Piecing together the jigsaw of son’s Friends Provident shares
Q&A: Policyholders received shares in insurer when it demutualised in 2001
Friends Provident shares were worth 229 pence sterling when the insurer floated in 2001.
My son passed away last April. He had share in Friends Provident – all five of them! I do not have a certificate. I eventually found out that these shares were offloaded by Aviva but nobody seems to know to whom. I am told they are worth £25 but if Aviva did have these shares, what would they be valued at? I feel there is a piece of the jigsaw missing and am intrigued.
Ms W.C., email
It sounds like your son had a policy back in the day with the Friends Provident which was a mutually owned insurer. When it decided to demutualise and become a listed company on the stock exchange – as was all the rage at the time in 2001 – it gave its members (people like your son who had policies with it) shares in the new listed company.
Apparently those shares were worth 229 pence sterling when they floated. Eight years later they were bought by a listed investment company called Resolution in an all-share deal. Friends Provident shareholders got 0.9 of a Resolution share for every Friends Provident share they owned so your son would now have owned 4.5 Resolution shares.
Resolution did offer to buy small Friends Provident holdings at 79.4p sterling per share but it appears your son did not avail of this.
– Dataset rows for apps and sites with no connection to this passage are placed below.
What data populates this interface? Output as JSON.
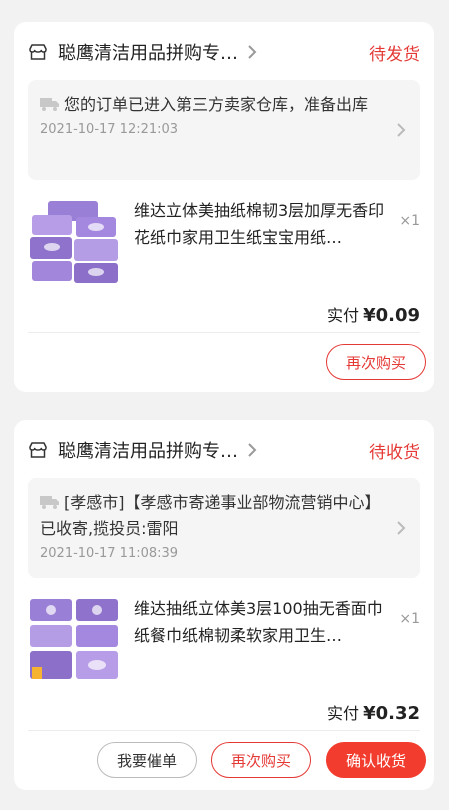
{
  "orders": [
    {
      "shop_name": "聪鹰清洁用品拼购专…",
      "status": "待发货",
      "logistics_text": "您的订单已进入第三方卖家仓库，准备出库",
      "logistics_time": "2021-10-17 12:21:03",
      "product_title": "维达立体美抽纸棉韧3层加厚无香印花纸巾家用卫生纸宝宝用纸…",
      "quantity": "×1",
      "paid_label": "实付",
      "paid_amount": "¥0.09",
      "buttons": {
        "rebuy": "再次购买"
      }
    },
    {
      "shop_name": "聪鹰清洁用品拼购专…",
      "status": "待收货",
      "logistics_text": "[孝感市]【孝感市寄递事业部物流营销中心】已收寄,揽投员:雷阳",
      "logistics_time": "2021-10-17 11:08:39",
      "product_title": "维达抽纸立体美3层100抽无香面巾纸餐巾纸棉韧柔软家用卫生…",
      "quantity": "×1",
      "paid_label": "实付",
      "paid_amount": "¥0.32",
      "buttons": {
        "urge": "我要催单",
        "rebuy": "再次购买",
        "confirm": "确认收货"
      }
    }
  ],
  "colors": {
    "accent": "#e53935",
    "button_solid": "#f23c2e",
    "product_purple": "#8b6fc9"
  },
  "icons": [
    "store-icon",
    "chevron-right-icon",
    "truck-icon",
    "product-image"
  ]
}
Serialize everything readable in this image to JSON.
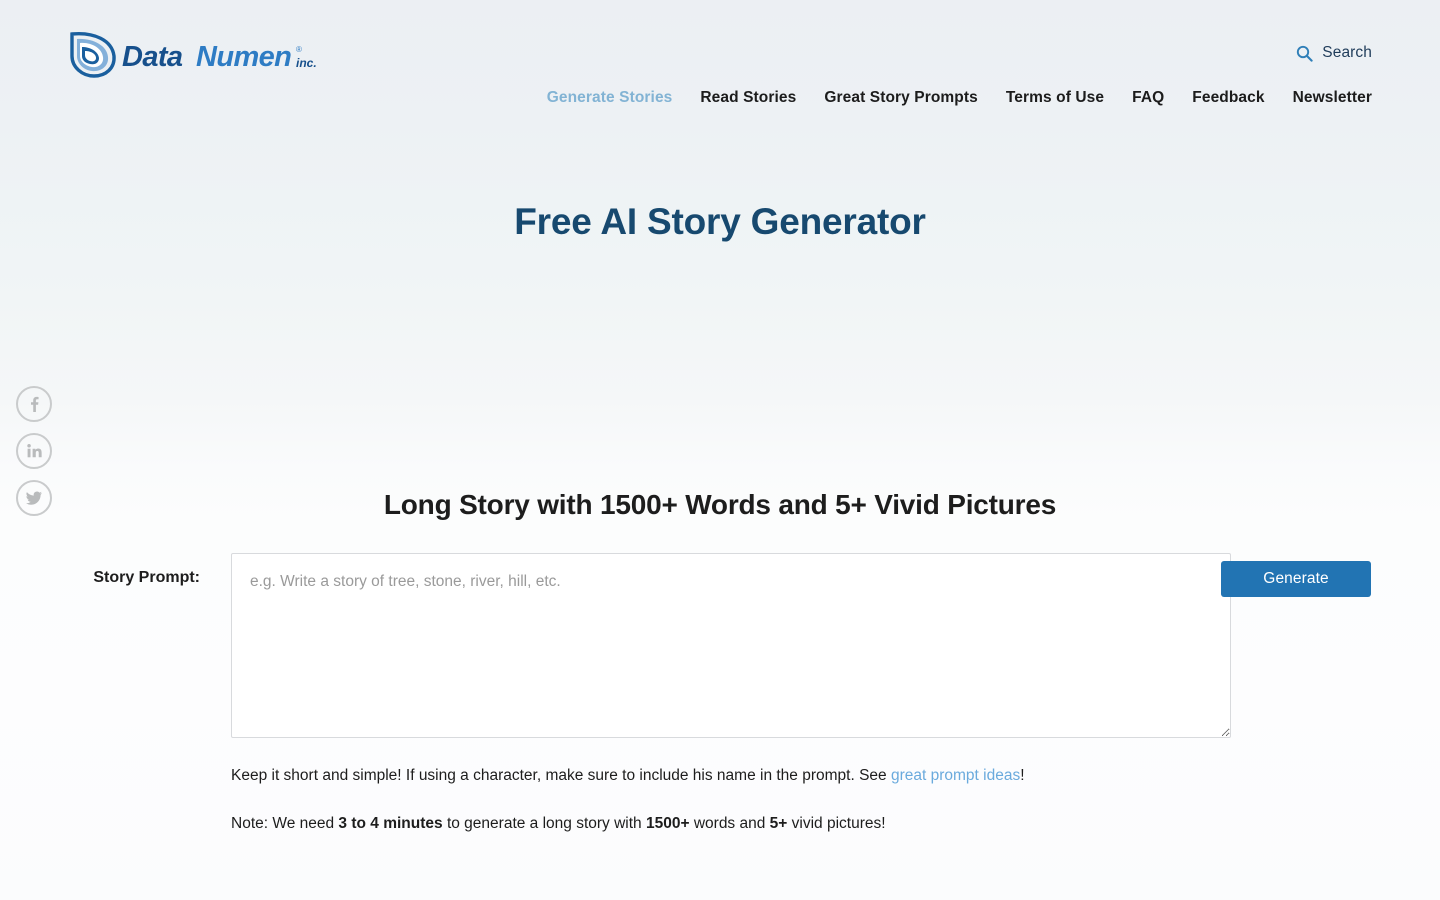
{
  "header": {
    "logo": {
      "name": "DataNumen Inc. logo",
      "text_main": "DataNumen",
      "text_suffix": "inc.",
      "mark_color": "#1a5f9e",
      "text_color": "#17508c"
    },
    "search": {
      "label": "Search",
      "icon": "search-icon",
      "color": "#1f3c5a"
    },
    "nav": [
      {
        "label": "Generate Stories",
        "active": true
      },
      {
        "label": "Read Stories",
        "active": false
      },
      {
        "label": "Great Story Prompts",
        "active": false
      },
      {
        "label": "Terms of Use",
        "active": false
      },
      {
        "label": "FAQ",
        "active": false
      },
      {
        "label": "Feedback",
        "active": false
      },
      {
        "label": "Newsletter",
        "active": false
      }
    ],
    "active_color": "#82b3d4",
    "nav_color": "#1c1c1c"
  },
  "social": {
    "items": [
      {
        "icon": "facebook-icon",
        "label": "Facebook"
      },
      {
        "icon": "linkedin-icon",
        "label": "LinkedIn"
      },
      {
        "icon": "twitter-icon",
        "label": "Twitter"
      }
    ],
    "border_color": "#c9cbcc",
    "glyph_color": "#b9bbbc"
  },
  "page": {
    "title": "Free AI Story Generator",
    "title_color": "#17496f"
  },
  "generator": {
    "section_title": "Long Story with 1500+ Words and 5+ Vivid Pictures",
    "prompt_label": "Story Prompt:",
    "prompt_placeholder": "e.g. Write a story of tree, stone, river, hill, etc.",
    "prompt_value": "",
    "generate_label": "Generate",
    "generate_color": "#2274b3",
    "hint_1": {
      "before_link": "Keep it short and simple! If using a character, make sure to include his name in the prompt. See ",
      "link_text": "great prompt ideas",
      "after_link": "!",
      "link_color": "#6aaadd"
    },
    "hint_2": {
      "part_1": "Note: We need ",
      "bold_1": "3 to 4 minutes",
      "part_2": " to generate a long story with ",
      "bold_2": "1500+",
      "part_3": " words and ",
      "bold_3": "5+",
      "part_4": " vivid pictures!"
    }
  }
}
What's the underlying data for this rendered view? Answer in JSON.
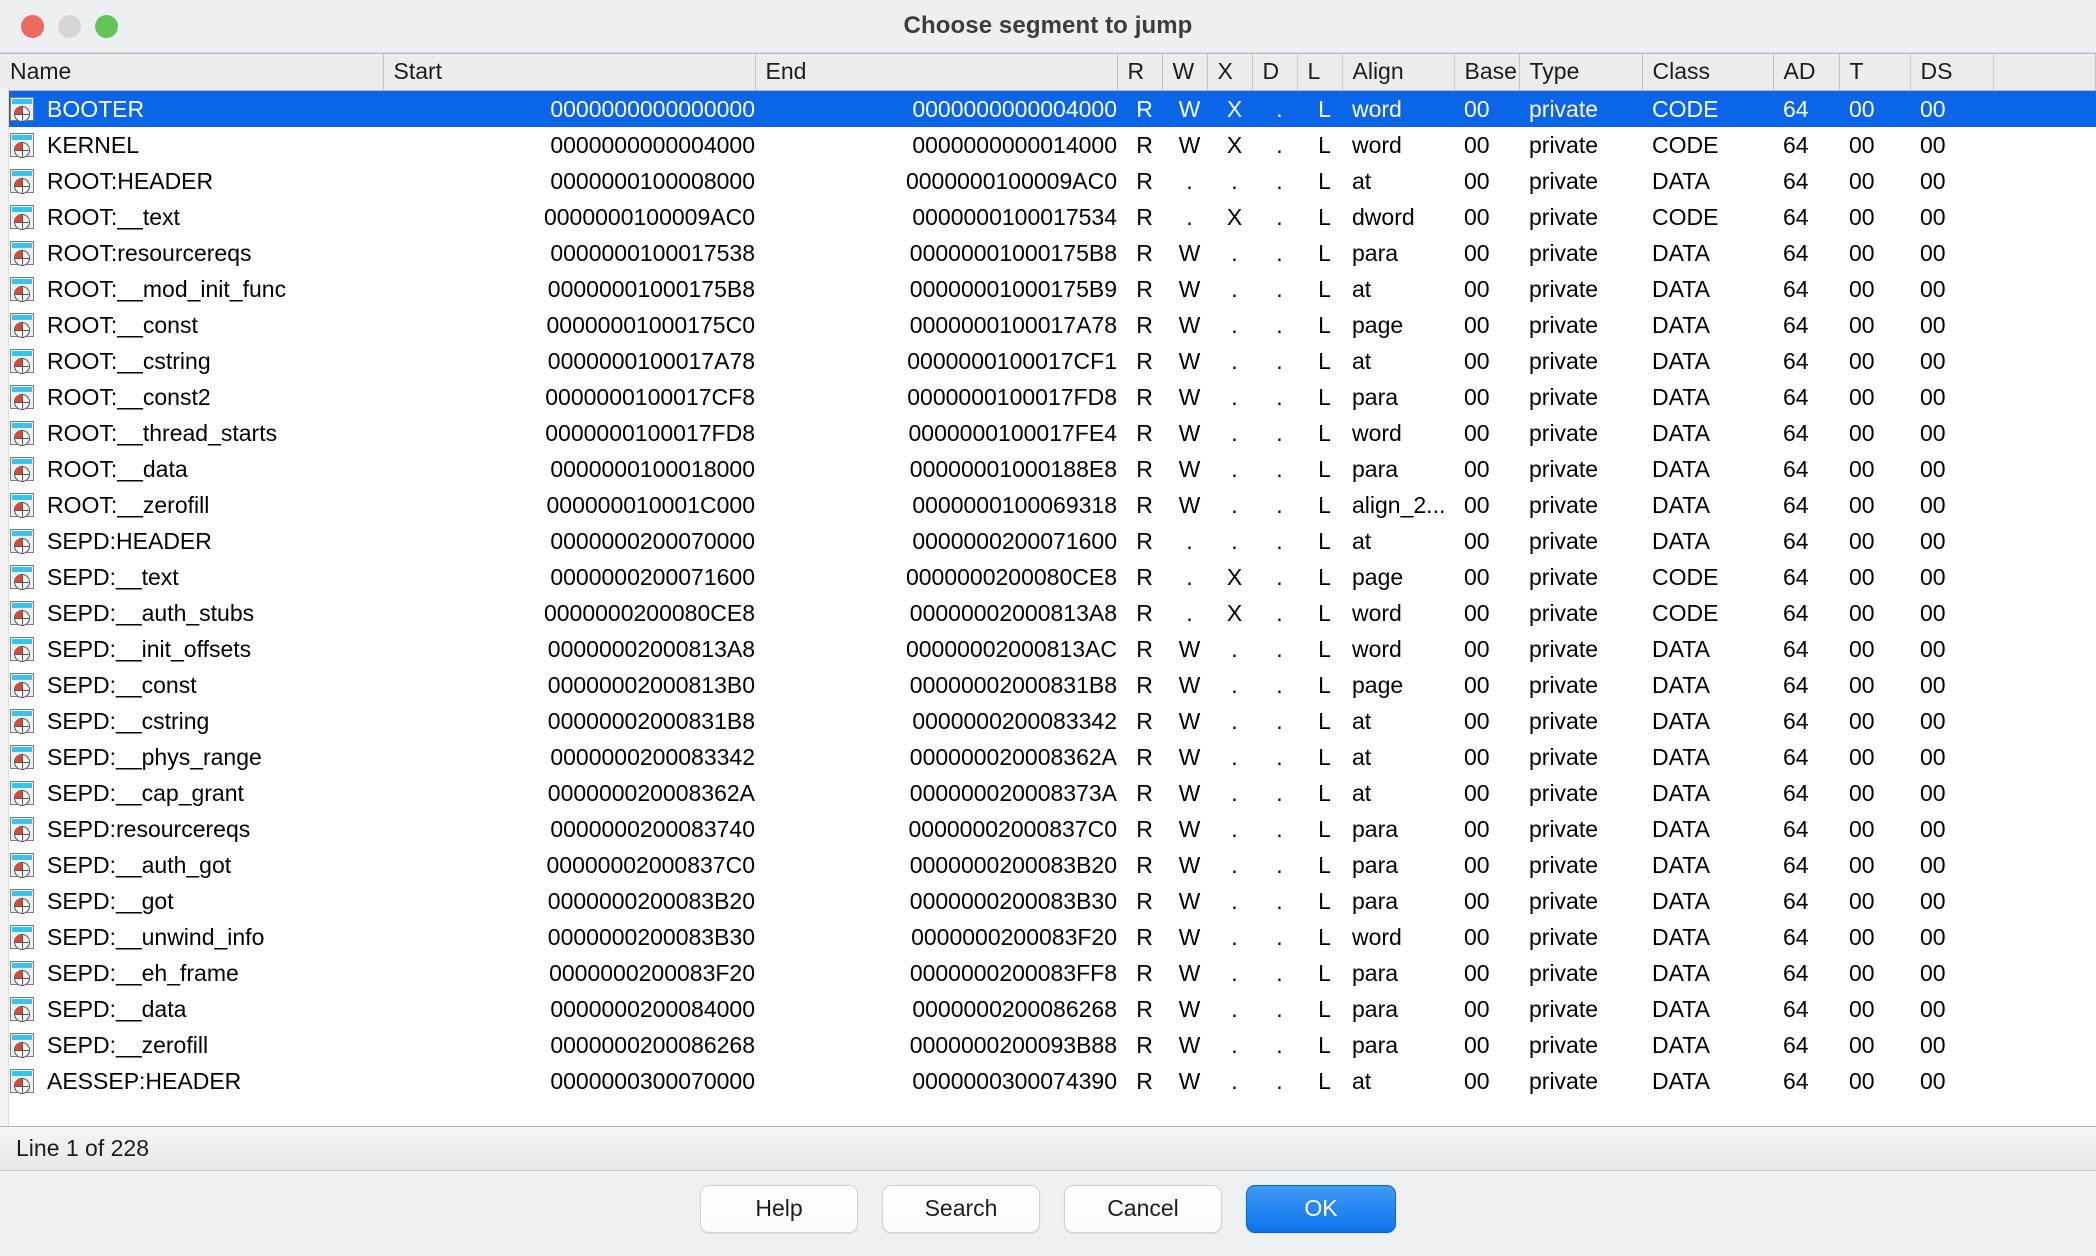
{
  "window": {
    "title": "Choose segment to jump",
    "controls": [
      "close",
      "minimize",
      "maximize"
    ]
  },
  "table": {
    "columns": [
      {
        "key": "name",
        "label": "Name"
      },
      {
        "key": "start",
        "label": "Start"
      },
      {
        "key": "end",
        "label": "End"
      },
      {
        "key": "r",
        "label": "R"
      },
      {
        "key": "w",
        "label": "W"
      },
      {
        "key": "x",
        "label": "X"
      },
      {
        "key": "d",
        "label": "D"
      },
      {
        "key": "l",
        "label": "L"
      },
      {
        "key": "align",
        "label": "Align"
      },
      {
        "key": "base",
        "label": "Base"
      },
      {
        "key": "type",
        "label": "Type"
      },
      {
        "key": "class",
        "label": "Class"
      },
      {
        "key": "ad",
        "label": "AD"
      },
      {
        "key": "t",
        "label": "T"
      },
      {
        "key": "ds",
        "label": "DS"
      }
    ],
    "selected_index": 0,
    "rows": [
      {
        "icon": "segment-icon",
        "name": "BOOTER",
        "start": "0000000000000000",
        "end": "0000000000004000",
        "r": "R",
        "w": "W",
        "x": "X",
        "d": ".",
        "l": "L",
        "align": "word",
        "base": "00",
        "type": "private",
        "class": "CODE",
        "ad": "64",
        "t": "00",
        "ds": "00"
      },
      {
        "icon": "segment-icon",
        "name": "KERNEL",
        "start": "0000000000004000",
        "end": "0000000000014000",
        "r": "R",
        "w": "W",
        "x": "X",
        "d": ".",
        "l": "L",
        "align": "word",
        "base": "00",
        "type": "private",
        "class": "CODE",
        "ad": "64",
        "t": "00",
        "ds": "00"
      },
      {
        "icon": "segment-icon",
        "name": "ROOT:HEADER",
        "start": "0000000100008000",
        "end": "0000000100009AC0",
        "r": "R",
        "w": ".",
        "x": ".",
        "d": ".",
        "l": "L",
        "align": "at",
        "base": "00",
        "type": "private",
        "class": "DATA",
        "ad": "64",
        "t": "00",
        "ds": "00"
      },
      {
        "icon": "segment-icon",
        "name": "ROOT:__text",
        "start": "0000000100009AC0",
        "end": "0000000100017534",
        "r": "R",
        "w": ".",
        "x": "X",
        "d": ".",
        "l": "L",
        "align": "dword",
        "base": "00",
        "type": "private",
        "class": "CODE",
        "ad": "64",
        "t": "00",
        "ds": "00"
      },
      {
        "icon": "segment-icon",
        "name": "ROOT:resourcereqs",
        "start": "0000000100017538",
        "end": "00000001000175B8",
        "r": "R",
        "w": "W",
        "x": ".",
        "d": ".",
        "l": "L",
        "align": "para",
        "base": "00",
        "type": "private",
        "class": "DATA",
        "ad": "64",
        "t": "00",
        "ds": "00"
      },
      {
        "icon": "segment-icon",
        "name": "ROOT:__mod_init_func",
        "start": "00000001000175B8",
        "end": "00000001000175B9",
        "r": "R",
        "w": "W",
        "x": ".",
        "d": ".",
        "l": "L",
        "align": "at",
        "base": "00",
        "type": "private",
        "class": "DATA",
        "ad": "64",
        "t": "00",
        "ds": "00"
      },
      {
        "icon": "segment-icon",
        "name": "ROOT:__const",
        "start": "00000001000175C0",
        "end": "0000000100017A78",
        "r": "R",
        "w": "W",
        "x": ".",
        "d": ".",
        "l": "L",
        "align": "page",
        "base": "00",
        "type": "private",
        "class": "DATA",
        "ad": "64",
        "t": "00",
        "ds": "00"
      },
      {
        "icon": "segment-icon",
        "name": "ROOT:__cstring",
        "start": "0000000100017A78",
        "end": "0000000100017CF1",
        "r": "R",
        "w": "W",
        "x": ".",
        "d": ".",
        "l": "L",
        "align": "at",
        "base": "00",
        "type": "private",
        "class": "DATA",
        "ad": "64",
        "t": "00",
        "ds": "00"
      },
      {
        "icon": "segment-icon",
        "name": "ROOT:__const2",
        "start": "0000000100017CF8",
        "end": "0000000100017FD8",
        "r": "R",
        "w": "W",
        "x": ".",
        "d": ".",
        "l": "L",
        "align": "para",
        "base": "00",
        "type": "private",
        "class": "DATA",
        "ad": "64",
        "t": "00",
        "ds": "00"
      },
      {
        "icon": "segment-icon",
        "name": "ROOT:__thread_starts",
        "start": "0000000100017FD8",
        "end": "0000000100017FE4",
        "r": "R",
        "w": "W",
        "x": ".",
        "d": ".",
        "l": "L",
        "align": "word",
        "base": "00",
        "type": "private",
        "class": "DATA",
        "ad": "64",
        "t": "00",
        "ds": "00"
      },
      {
        "icon": "segment-icon",
        "name": "ROOT:__data",
        "start": "0000000100018000",
        "end": "00000001000188E8",
        "r": "R",
        "w": "W",
        "x": ".",
        "d": ".",
        "l": "L",
        "align": "para",
        "base": "00",
        "type": "private",
        "class": "DATA",
        "ad": "64",
        "t": "00",
        "ds": "00"
      },
      {
        "icon": "segment-icon",
        "name": "ROOT:__zerofill",
        "start": "000000010001C000",
        "end": "0000000100069318",
        "r": "R",
        "w": "W",
        "x": ".",
        "d": ".",
        "l": "L",
        "align": "align_2...",
        "base": "00",
        "type": "private",
        "class": "DATA",
        "ad": "64",
        "t": "00",
        "ds": "00"
      },
      {
        "icon": "segment-icon",
        "name": "SEPD:HEADER",
        "start": "0000000200070000",
        "end": "0000000200071600",
        "r": "R",
        "w": ".",
        "x": ".",
        "d": ".",
        "l": "L",
        "align": "at",
        "base": "00",
        "type": "private",
        "class": "DATA",
        "ad": "64",
        "t": "00",
        "ds": "00"
      },
      {
        "icon": "segment-icon",
        "name": "SEPD:__text",
        "start": "0000000200071600",
        "end": "0000000200080CE8",
        "r": "R",
        "w": ".",
        "x": "X",
        "d": ".",
        "l": "L",
        "align": "page",
        "base": "00",
        "type": "private",
        "class": "CODE",
        "ad": "64",
        "t": "00",
        "ds": "00"
      },
      {
        "icon": "segment-icon",
        "name": "SEPD:__auth_stubs",
        "start": "0000000200080CE8",
        "end": "00000002000813A8",
        "r": "R",
        "w": ".",
        "x": "X",
        "d": ".",
        "l": "L",
        "align": "word",
        "base": "00",
        "type": "private",
        "class": "CODE",
        "ad": "64",
        "t": "00",
        "ds": "00"
      },
      {
        "icon": "segment-icon",
        "name": "SEPD:__init_offsets",
        "start": "00000002000813A8",
        "end": "00000002000813AC",
        "r": "R",
        "w": "W",
        "x": ".",
        "d": ".",
        "l": "L",
        "align": "word",
        "base": "00",
        "type": "private",
        "class": "DATA",
        "ad": "64",
        "t": "00",
        "ds": "00"
      },
      {
        "icon": "segment-icon",
        "name": "SEPD:__const",
        "start": "00000002000813B0",
        "end": "00000002000831B8",
        "r": "R",
        "w": "W",
        "x": ".",
        "d": ".",
        "l": "L",
        "align": "page",
        "base": "00",
        "type": "private",
        "class": "DATA",
        "ad": "64",
        "t": "00",
        "ds": "00"
      },
      {
        "icon": "segment-icon",
        "name": "SEPD:__cstring",
        "start": "00000002000831B8",
        "end": "0000000200083342",
        "r": "R",
        "w": "W",
        "x": ".",
        "d": ".",
        "l": "L",
        "align": "at",
        "base": "00",
        "type": "private",
        "class": "DATA",
        "ad": "64",
        "t": "00",
        "ds": "00"
      },
      {
        "icon": "segment-icon",
        "name": "SEPD:__phys_range",
        "start": "0000000200083342",
        "end": "000000020008362A",
        "r": "R",
        "w": "W",
        "x": ".",
        "d": ".",
        "l": "L",
        "align": "at",
        "base": "00",
        "type": "private",
        "class": "DATA",
        "ad": "64",
        "t": "00",
        "ds": "00"
      },
      {
        "icon": "segment-icon",
        "name": "SEPD:__cap_grant",
        "start": "000000020008362A",
        "end": "000000020008373A",
        "r": "R",
        "w": "W",
        "x": ".",
        "d": ".",
        "l": "L",
        "align": "at",
        "base": "00",
        "type": "private",
        "class": "DATA",
        "ad": "64",
        "t": "00",
        "ds": "00"
      },
      {
        "icon": "segment-icon",
        "name": "SEPD:resourcereqs",
        "start": "0000000200083740",
        "end": "00000002000837C0",
        "r": "R",
        "w": "W",
        "x": ".",
        "d": ".",
        "l": "L",
        "align": "para",
        "base": "00",
        "type": "private",
        "class": "DATA",
        "ad": "64",
        "t": "00",
        "ds": "00"
      },
      {
        "icon": "segment-icon",
        "name": "SEPD:__auth_got",
        "start": "00000002000837C0",
        "end": "0000000200083B20",
        "r": "R",
        "w": "W",
        "x": ".",
        "d": ".",
        "l": "L",
        "align": "para",
        "base": "00",
        "type": "private",
        "class": "DATA",
        "ad": "64",
        "t": "00",
        "ds": "00"
      },
      {
        "icon": "segment-icon",
        "name": "SEPD:__got",
        "start": "0000000200083B20",
        "end": "0000000200083B30",
        "r": "R",
        "w": "W",
        "x": ".",
        "d": ".",
        "l": "L",
        "align": "para",
        "base": "00",
        "type": "private",
        "class": "DATA",
        "ad": "64",
        "t": "00",
        "ds": "00"
      },
      {
        "icon": "segment-icon",
        "name": "SEPD:__unwind_info",
        "start": "0000000200083B30",
        "end": "0000000200083F20",
        "r": "R",
        "w": "W",
        "x": ".",
        "d": ".",
        "l": "L",
        "align": "word",
        "base": "00",
        "type": "private",
        "class": "DATA",
        "ad": "64",
        "t": "00",
        "ds": "00"
      },
      {
        "icon": "segment-icon",
        "name": "SEPD:__eh_frame",
        "start": "0000000200083F20",
        "end": "0000000200083FF8",
        "r": "R",
        "w": "W",
        "x": ".",
        "d": ".",
        "l": "L",
        "align": "para",
        "base": "00",
        "type": "private",
        "class": "DATA",
        "ad": "64",
        "t": "00",
        "ds": "00"
      },
      {
        "icon": "segment-icon",
        "name": "SEPD:__data",
        "start": "0000000200084000",
        "end": "0000000200086268",
        "r": "R",
        "w": "W",
        "x": ".",
        "d": ".",
        "l": "L",
        "align": "para",
        "base": "00",
        "type": "private",
        "class": "DATA",
        "ad": "64",
        "t": "00",
        "ds": "00"
      },
      {
        "icon": "segment-icon",
        "name": "SEPD:__zerofill",
        "start": "0000000200086268",
        "end": "0000000200093B88",
        "r": "R",
        "w": "W",
        "x": ".",
        "d": ".",
        "l": "L",
        "align": "para",
        "base": "00",
        "type": "private",
        "class": "DATA",
        "ad": "64",
        "t": "00",
        "ds": "00"
      },
      {
        "icon": "segment-icon",
        "name": "AESSEP:HEADER",
        "start": "0000000300070000",
        "end": "0000000300074390",
        "r": "R",
        "w": "W",
        "x": ".",
        "d": ".",
        "l": "L",
        "align": "at",
        "base": "00",
        "type": "private",
        "class": "DATA",
        "ad": "64",
        "t": "00",
        "ds": "00"
      }
    ]
  },
  "statusbar": {
    "text": "Line 1 of 228"
  },
  "buttons": {
    "help": "Help",
    "search": "Search",
    "cancel": "Cancel",
    "ok": "OK"
  },
  "colors": {
    "selection": "#0a65e8",
    "primary_button": "#0f72ec",
    "icon_bar": "#35c3f0",
    "icon_quadrant": "#f0402a"
  }
}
I’m not sure what happened his half share as you cannot own half a share but it is possible he would have been paid in cash for that.
In 2014, Resolution was renamed Friends Life and, later that year, was bought by Aviva. It paid 0.74 of a share for each Friends Life share, so your son would now have 2.96 Aviva shares. Again, as is standard, fractions of shares from different investors were put together and sold by Aviva, with the money allocated to the investors. Your son should have received this money and should now have had two Aviva shares.
So your son’s five Friends Provident shares worth £11.45 in total when they were listed are now two Aviva shares worth, at current rates, £10, though he would also have received some money from the sale of his fractional entitlements in Resolution and Aviva.
Apart from the value of the shares, your son’s estate might also be due payment of dividends from his shares – as Friends Provident, Resolution/Friends Life and Aviva – so that’s something else you might need to check. The best place to start might be Computershare which is in charge of managing the list of who owns what in Aviva.
They were also registrar for Resolution/Friends Life while another company, Equiniti, was registrar to Friends Provident, should you need to track back on those companies.
The bad news, of course, is that, assuming you can track down your son’s current holding, you won’t be able to sell it without a share certificate. And replacing a lost certificate is likely to cost more than he value of his small holding.
It is always possible, given that no certificate is to hand, that your son did sell those shares at some point on their adventurous path over the past 17 years, so that’s another thing to consider.
I wrote about this in more detail a couple of years ago and, if you want a more comprehensive version of events, you can find it by clicking on this link – https://iti.ms/2Gc7BW9
Please send your queries to Dominic Coyle, Q&A, The Irish Times, 24-28 Tara Street, Dublin 2, or email firstname.lastname@example.org. This column is a reader service and is not intended to replace professional advice